[Page and application data records]
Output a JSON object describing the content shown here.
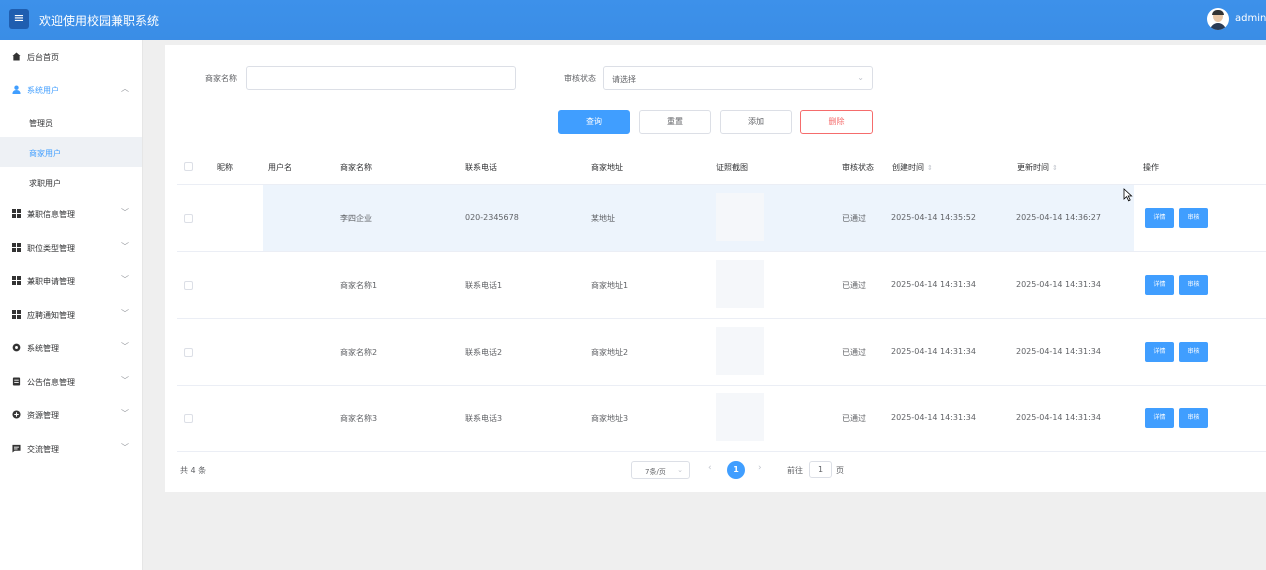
{
  "header": {
    "menu_icon": "hamburger-icon",
    "title": "欢迎使用校园兼职系统",
    "user": "admin"
  },
  "sidebar": {
    "items": [
      {
        "label": "后台首页",
        "icon": "home-icon"
      },
      {
        "label": "系统用户",
        "icon": "user-icon",
        "expanded": true,
        "children": [
          {
            "label": "管理员"
          },
          {
            "label": "商家用户",
            "selected": true
          },
          {
            "label": "求职用户"
          }
        ]
      },
      {
        "label": "兼职信息管理",
        "icon": "grid-icon"
      },
      {
        "label": "职位类型管理",
        "icon": "grid-icon"
      },
      {
        "label": "兼职申请管理",
        "icon": "grid-icon"
      },
      {
        "label": "应聘通知管理",
        "icon": "grid-icon"
      },
      {
        "label": "系统管理",
        "icon": "gear-icon"
      },
      {
        "label": "公告信息管理",
        "icon": "document-icon"
      },
      {
        "label": "资源管理",
        "icon": "plus-circle-icon"
      },
      {
        "label": "交流管理",
        "icon": "chat-icon"
      }
    ]
  },
  "search": {
    "name_label": "商家名称",
    "name_value": "",
    "status_label": "审核状态",
    "status_placeholder": "请选择"
  },
  "actions": {
    "query": "查询",
    "reset": "重置",
    "add": "添加",
    "delete": "删除"
  },
  "table": {
    "headers": {
      "nickname": "昵称",
      "username": "用户名",
      "merchant_name": "商家名称",
      "phone": "联系电话",
      "address": "商家地址",
      "license": "证照截图",
      "status": "审核状态",
      "created": "创建时间",
      "updated": "更新时间",
      "ops": "操作"
    },
    "sort_icon": "⇕",
    "rows": [
      {
        "nickname": "",
        "username": "",
        "merchant_name": "李四企业",
        "phone": "020-2345678",
        "address": "某地址",
        "status": "已通过",
        "created": "2025-04-14 14:35:52",
        "updated": "2025-04-14 14:36:27",
        "detail": "详情",
        "review": "审核"
      },
      {
        "nickname": "",
        "username": "",
        "merchant_name": "商家名称1",
        "phone": "联系电话1",
        "address": "商家地址1",
        "status": "已通过",
        "created": "2025-04-14 14:31:34",
        "updated": "2025-04-14 14:31:34",
        "detail": "详情",
        "review": "审核"
      },
      {
        "nickname": "",
        "username": "",
        "merchant_name": "商家名称2",
        "phone": "联系电话2",
        "address": "商家地址2",
        "status": "已通过",
        "created": "2025-04-14 14:31:34",
        "updated": "2025-04-14 14:31:34",
        "detail": "详情",
        "review": "审核"
      },
      {
        "nickname": "",
        "username": "",
        "merchant_name": "商家名称3",
        "phone": "联系电话3",
        "address": "商家地址3",
        "status": "已通过",
        "created": "2025-04-14 14:31:34",
        "updated": "2025-04-14 14:31:34",
        "detail": "详情",
        "review": "审核"
      }
    ]
  },
  "pagination": {
    "total": "共 4 条",
    "page_size": "7条/页",
    "current_page": "1",
    "goto_label": "前往",
    "goto_value": "1",
    "page_unit": "页"
  },
  "colors": {
    "primary": "#409eff",
    "danger": "#f56c6c",
    "header_bg": "#3a8ee6"
  }
}
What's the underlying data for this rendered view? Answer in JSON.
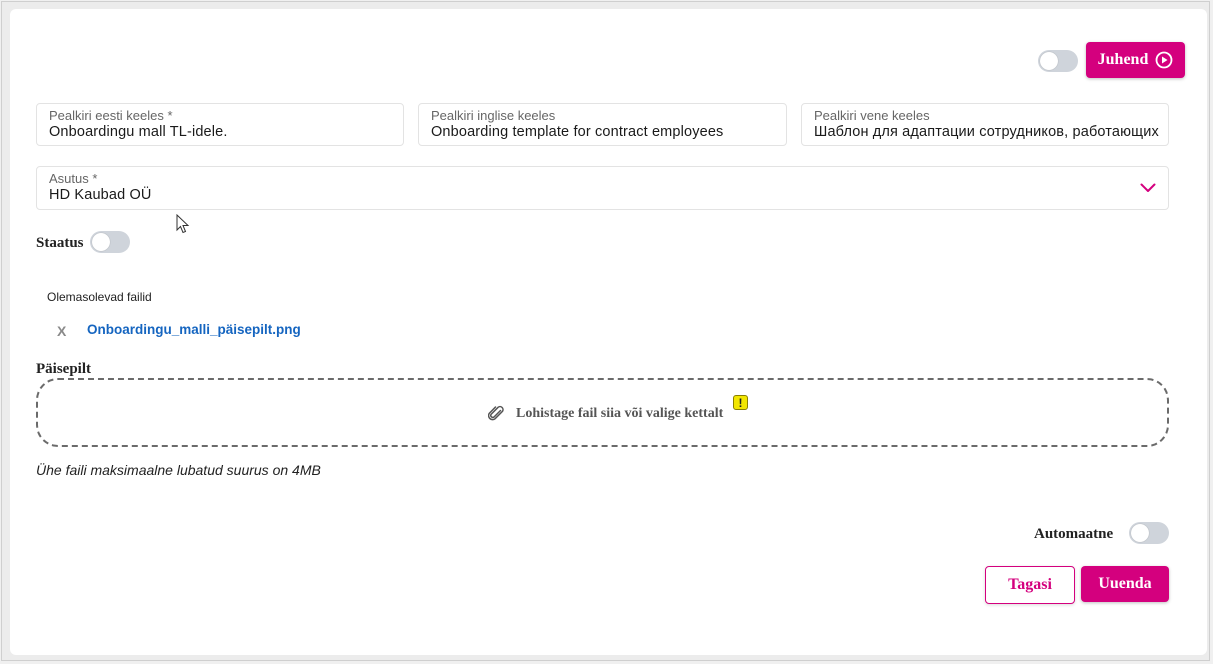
{
  "guide_button": {
    "label": "Juhend"
  },
  "fields": {
    "title_et": {
      "label": "Pealkiri eesti keeles *",
      "value": "Onboardingu mall TL-idele."
    },
    "title_en": {
      "label": "Pealkiri inglise keeles",
      "value": "Onboarding template for contract employees"
    },
    "title_ru": {
      "label": "Pealkiri vene keeles",
      "value": "Шаблон для адаптации сотрудников, работающих"
    },
    "institution": {
      "label": "Asutus *",
      "value": "HD Kaubad OÜ"
    }
  },
  "status": {
    "label": "Staatus"
  },
  "existing_files": {
    "heading": "Olemasolevad failid",
    "remove_glyph": "X",
    "files": [
      {
        "name": "Onboardingu_malli_päisepilt.png"
      }
    ]
  },
  "header_image": {
    "label": "Päisepilt",
    "dropzone_text": "Lohistage fail siia või valige kettalt",
    "warning_glyph": "!",
    "size_note": "Ühe faili maksimaalne lubatud suurus on 4MB"
  },
  "automatic": {
    "label": "Automaatne"
  },
  "actions": {
    "back_label": "Tagasi",
    "update_label": "Uuenda"
  },
  "colors": {
    "accent": "#d4007e",
    "link": "#1565c0",
    "warning": "#f2e600"
  }
}
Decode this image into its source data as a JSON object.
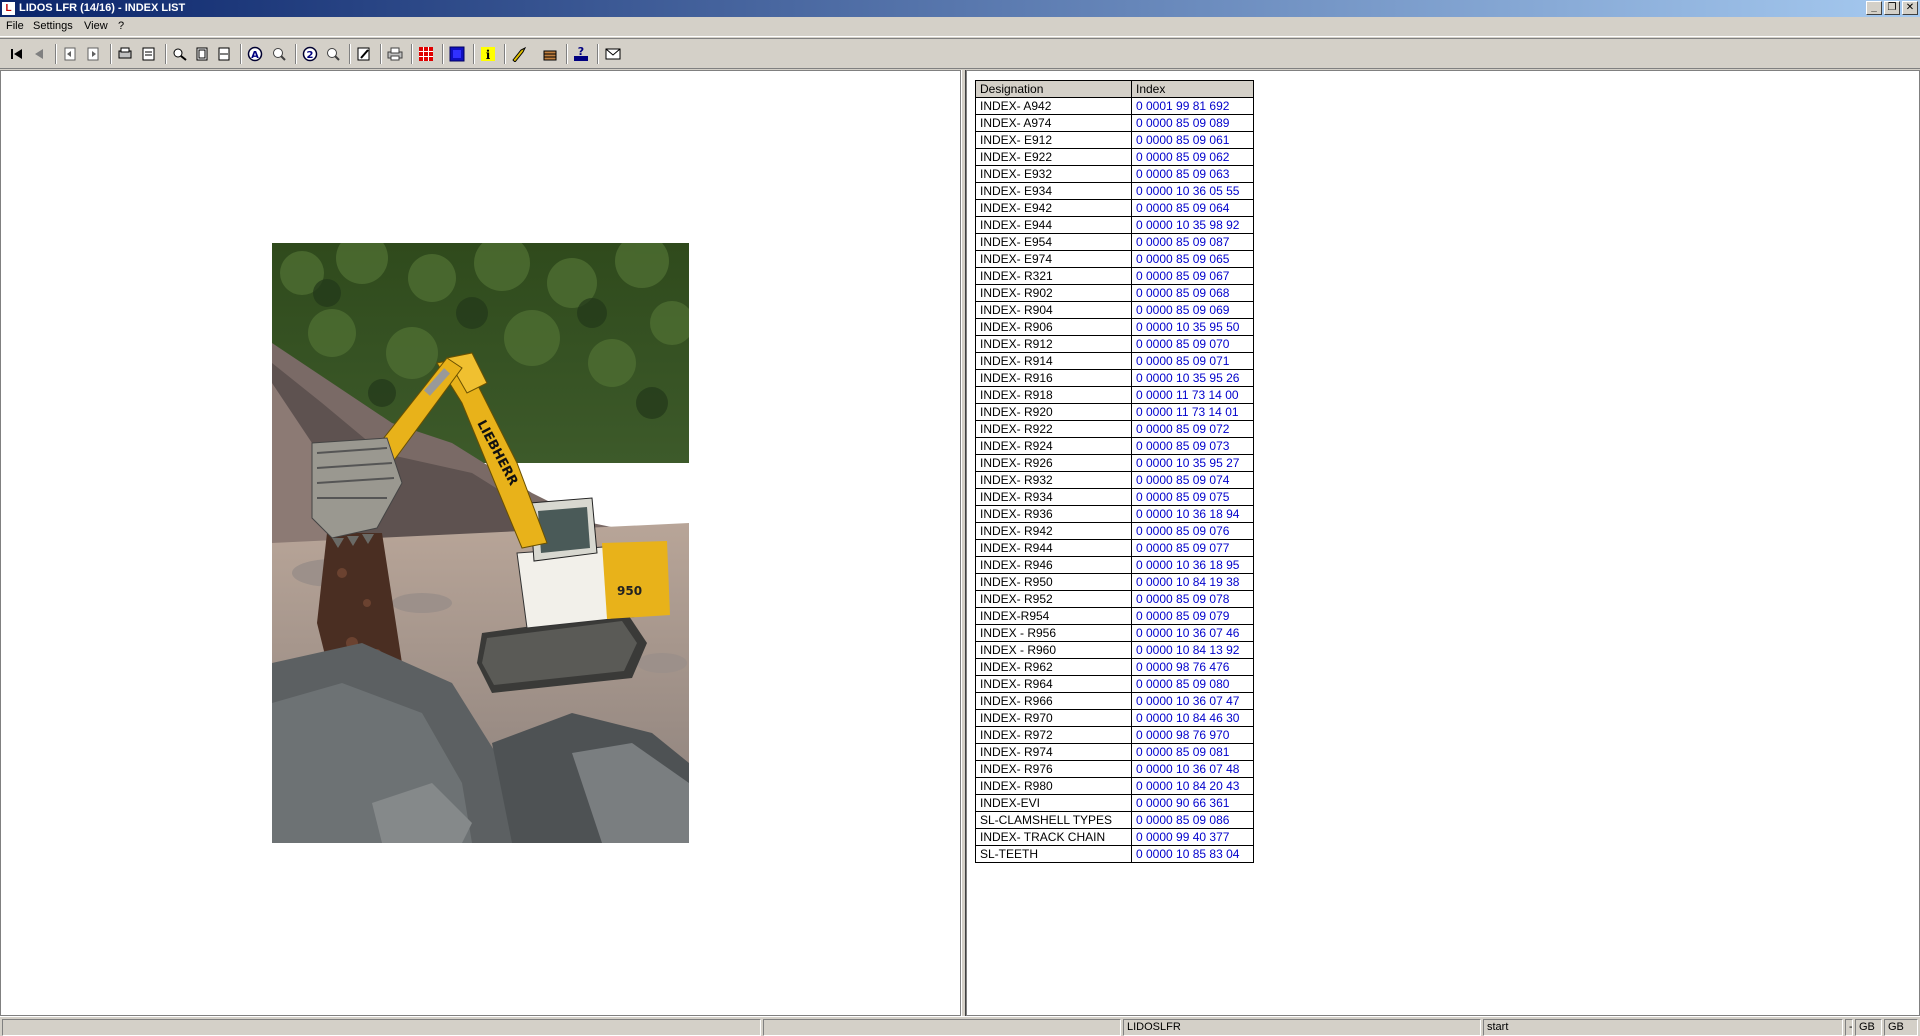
{
  "window": {
    "title": "LIDOS LFR (14/16) - INDEX LIST",
    "app_icon_text": "L",
    "minimize_glyph": "_",
    "restore_glyph": "❐",
    "close_glyph": "✕"
  },
  "menu": [
    "File",
    "Settings",
    "View",
    "?"
  ],
  "toolbar": {
    "icons": [
      "first-icon",
      "back-icon",
      "page-prev-icon",
      "page-next-icon",
      "print-preview-icon",
      "document-icon",
      "zoom-in-icon",
      "fit-page-icon",
      "fit-width-icon",
      "annotation-a-icon",
      "annotation-search-icon",
      "zoom-2-icon",
      "search-replace-icon",
      "edit-icon",
      "print-icon",
      "grid-icon",
      "blue-square-icon",
      "info-icon",
      "tools-icon",
      "basket-icon",
      "help-lidos-icon",
      "mail-icon"
    ]
  },
  "image": {
    "name": "excavator-photo",
    "brand_text": "LIEBHERR",
    "model_text": "950"
  },
  "table": {
    "headers": [
      "Designation",
      "Index"
    ],
    "rows": [
      [
        "INDEX- A942",
        "0 0001 99 81 692"
      ],
      [
        "INDEX- A974",
        "0 0000 85 09 089"
      ],
      [
        "INDEX- E912",
        "0 0000 85 09 061"
      ],
      [
        "INDEX- E922",
        "0 0000 85 09 062"
      ],
      [
        "INDEX- E932",
        "0 0000 85 09 063"
      ],
      [
        "INDEX- E934",
        "0 0000 10 36 05 55"
      ],
      [
        "INDEX- E942",
        "0 0000 85 09 064"
      ],
      [
        "INDEX- E944",
        "0 0000 10 35 98 92"
      ],
      [
        "INDEX- E954",
        "0 0000 85 09 087"
      ],
      [
        "INDEX- E974",
        "0 0000 85 09 065"
      ],
      [
        "INDEX- R321",
        "0 0000 85 09 067"
      ],
      [
        "INDEX- R902",
        "0 0000 85 09 068"
      ],
      [
        "INDEX- R904",
        "0 0000 85 09 069"
      ],
      [
        "INDEX- R906",
        "0 0000 10 35 95 50"
      ],
      [
        "INDEX- R912",
        "0 0000 85 09 070"
      ],
      [
        "INDEX- R914",
        "0 0000 85 09 071"
      ],
      [
        "INDEX- R916",
        "0 0000 10 35 95 26"
      ],
      [
        "INDEX- R918",
        "0 0000 11 73 14 00"
      ],
      [
        "INDEX- R920",
        "0 0000 11 73 14 01"
      ],
      [
        "INDEX- R922",
        "0 0000 85 09 072"
      ],
      [
        "INDEX- R924",
        "0 0000 85 09 073"
      ],
      [
        "INDEX- R926",
        "0 0000 10 35 95 27"
      ],
      [
        "INDEX- R932",
        "0 0000 85 09 074"
      ],
      [
        "INDEX- R934",
        "0 0000 85 09 075"
      ],
      [
        "INDEX- R936",
        "0 0000 10 36 18 94"
      ],
      [
        "INDEX- R942",
        "0 0000 85 09 076"
      ],
      [
        "INDEX- R944",
        "0 0000 85 09 077"
      ],
      [
        "INDEX- R946",
        "0 0000 10 36 18 95"
      ],
      [
        "INDEX- R950",
        "0 0000 10 84 19 38"
      ],
      [
        "INDEX- R952",
        "0 0000 85 09 078"
      ],
      [
        "INDEX-R954",
        "0 0000 85 09 079"
      ],
      [
        "INDEX - R956",
        "0 0000 10 36 07 46"
      ],
      [
        "INDEX - R960",
        "0 0000 10 84 13 92"
      ],
      [
        "INDEX- R962",
        "0 0000 98 76 476"
      ],
      [
        "INDEX- R964",
        "0 0000 85 09 080"
      ],
      [
        "INDEX- R966",
        "0 0000 10 36 07 47"
      ],
      [
        "INDEX- R970",
        "0 0000 10 84 46 30"
      ],
      [
        "INDEX- R972",
        "0 0000 98 76 970"
      ],
      [
        "INDEX- R974",
        "0 0000 85 09 081"
      ],
      [
        "INDEX- R976",
        "0 0000 10 36 07 48"
      ],
      [
        "INDEX- R980",
        "0 0000 10 84 20 43"
      ],
      [
        "INDEX-EVI",
        "0 0000 90 66 361"
      ],
      [
        "SL-CLAMSHELL TYPES",
        "0 0000 85 09 086"
      ],
      [
        "INDEX- TRACK CHAIN",
        "0 0000 99 40 377"
      ],
      [
        "SL-TEETH",
        "0 0000 10 85 83 04"
      ]
    ]
  },
  "status": {
    "panel1": "",
    "panel2": "",
    "app": "LIDOSLFR",
    "state": "start",
    "grip": "-",
    "lang1": "GB",
    "lang2": "GB"
  },
  "colors": {
    "link": "#0000cc",
    "titlebar_start": "#0a246a",
    "titlebar_end": "#a6caf0",
    "face": "#d4d0c8"
  }
}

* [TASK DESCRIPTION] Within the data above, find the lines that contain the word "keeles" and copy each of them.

* [SOLUTION FOR THIS EXERCISE]
      "label": "Pealkiri eesti keeles *",
      "label": "Pealkiri inglise keeles",
      "label": "Pealkiri vene keeles",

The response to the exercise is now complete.